Posted in: by Sean Axmaker, Contributors, Directors, Essays, Werner Herzog

‘Lessons of Darkness’: Burning Questions

‘Lessons of Darkness’

“A planet in our solar system. Wide mountains ranges, clouds, a land shrouded in mist.” The landscape of Lessons of Darkness at first glance looks like the desert counterpart to the Carpathian Mountains of Werner Herzog‘s Nosferatu: Phantom der Nacht, a land shrouded in myth as much as in mist. But those initial ethereal images give way to a wasteland of death and fire. It could be a primordial planet in the throes of it birth or the aftermath of an apocalyptic war that has left the planet dying, choking on its own blight.

In 1990 Iraq invaded the tiny, oil-rich desert kingdom of Kuwait on the Persian Gulf and occupied the country until an international military coalition led by the United States drove the Iraqi army back over the border. The Iraqi forces set fire to over 700 oil wells in their retreat. It was an ecological disaster, polluting the skies with thick black smoke and soaking the sands in a smothering slick of spilled oil.
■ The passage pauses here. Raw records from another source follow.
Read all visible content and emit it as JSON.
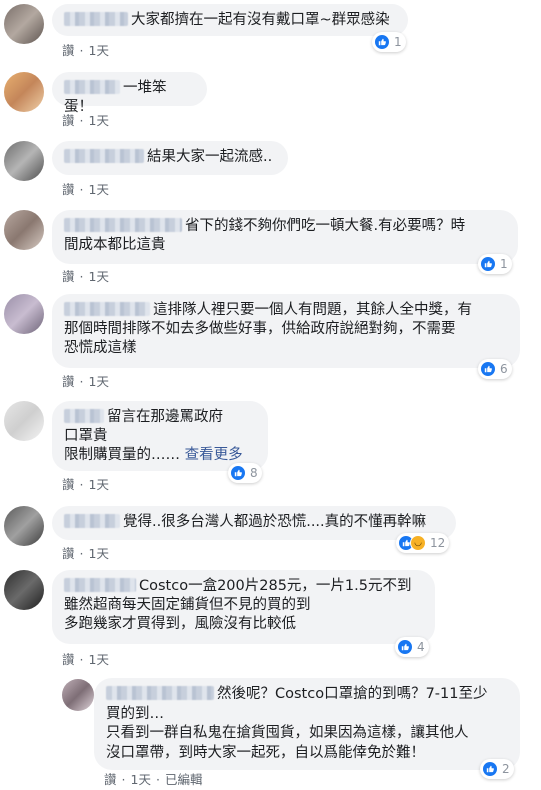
{
  "comments": [
    {
      "text": "大家都擠在一起有沒有戴口罩~群眾感染",
      "like_label": "讚",
      "time": "1天",
      "reactions": "1"
    },
    {
      "text": "一堆笨蛋！",
      "like_label": "讚",
      "time": "1天"
    },
    {
      "text": "結果大家一起流感..",
      "like_label": "讚",
      "time": "1天"
    },
    {
      "line1": "省下的錢不夠你們吃一頓大餐.有必要嗎？時",
      "line2": "間成本都比這貴",
      "like_label": "讚",
      "time": "1天",
      "reactions": "1"
    },
    {
      "line1": "這排隊人裡只要一個人有問題，其餘人全中獎，有",
      "line2": "那個時間排隊不如去多做些好事，供給政府說絕對夠，不需要",
      "line3": "恐慌成這樣",
      "like_label": "讚",
      "time": "1天",
      "reactions": "6"
    },
    {
      "line1": "留言在那邊罵政府",
      "line2": "口罩貴",
      "line3": "限制購買量的……",
      "see_more": "查看更多",
      "like_label": "讚",
      "time": "1天",
      "reactions": "8"
    },
    {
      "text": "覺得..很多台灣人都過於恐慌....真的不懂再幹嘛",
      "like_label": "讚",
      "time": "1天",
      "reactions": "12"
    },
    {
      "line1": "Costco一盒200片285元，一片1.5元不到",
      "line2": "雖然超商每天固定鋪貨但不見的買的到",
      "line3": "多跑幾家才買得到，風險沒有比較低",
      "like_label": "讚",
      "time": "1天",
      "reactions": "4"
    }
  ],
  "reply": {
    "line1": "然後呢？Costco口罩搶的到嗎？7-11至少",
    "line2": "買的到…",
    "line3": "只看到一群自私鬼在搶貨囤貨，如果因為這樣，讓其他人",
    "line4": "沒口罩帶，到時大家一起死，自以爲能倖免於難！",
    "like_label": "讚",
    "time": "1天",
    "edited": "已編輯",
    "reactions": "2"
  },
  "colors": {
    "like_blue": "#1877f2",
    "bubble_bg": "#f2f3f5",
    "meta_gray": "#606770",
    "see_more": "#385898"
  }
}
The inferno burned for eight months before the last of the fires were extinguished.

Continue reading at Keyframe